She is the author of a contemporary trilogy set in the Navajo Nation featuring a sassy Navajo protagonist, as well as three #historicalfiction novels. Her current novels include Triumph, a Novel of the Human Spirit (launching in September 2020), Blackberry Road, and The Accidental Road. She currently resides in Arizona with her husband, her delightful 90+-year-old mother, a teenager, a one-year-old ninja granddaughter who loves to dance, a crazy Standard poodle named Jazz, two rescue cats, and numerous gigantic, bossy houseplants.
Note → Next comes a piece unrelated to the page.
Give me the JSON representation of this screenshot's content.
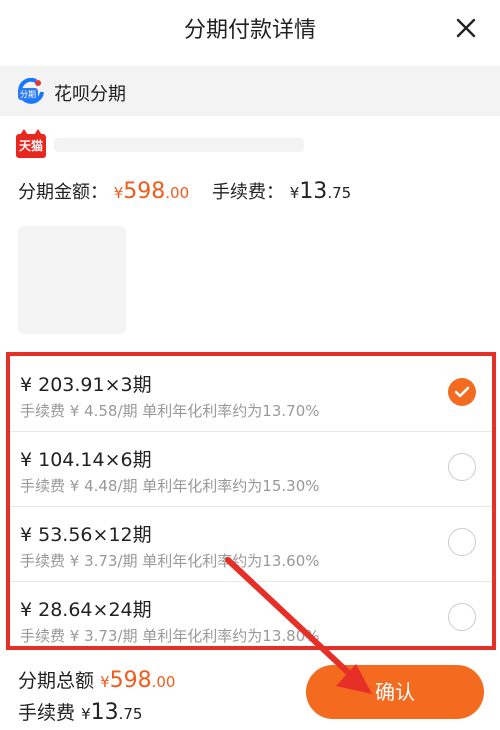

No wonder she’s a little crazy, right?

1956 . . .


– Historical Fiction

It’s 1956, and teenager Kat and her mother escape an abusive situation only to stumble into the epicenter of crime peddlers invading Arizona and Nevada in the 1950s. Kat is a serious girl who buries herself in novels and movies and tries to be as inconspicuous as possible. Fading into the background is impossible, however, with a beautiful social butterfly of a mother who just happens to resemble Marilyn Monroe. It’s embarrassing, and the unwanted attention her mother garners could be the downfall of their plan to take Route 66 to the freedom of a new life.

Print and eBook available on Amazon.

1934 . . .

BLACKBERRY ROAD (Also in Audible!)

– Historical Fiction

Trouble sneaks in one Oklahoma afternoon in 1934 like an oily twister. A beloved neighbor is murdered, and a single piece of evidence sends the sheriff to arrest a black man that a sharecropper’s daughter knows is innocent. Hauntingly terrifying sounds seeping from the woods lead Biddy into even deeper mysteries and despair and finally into the shocking truths of that fateful summer.

Audible, Print, and eBook available on Amazon, etc.



A beautiful display of culture . . . I thoroughly enjoyed Silki, The Girl of Many Scarves. As a Middle School Spanish teacher, I am always excited to find culturally and linguistically relevant literature for our youth. You will fall in love with the characters, and appreciate how authentically the Navajo language and traditions are conveyed. This trilogy is a must read! ~ Tara Moore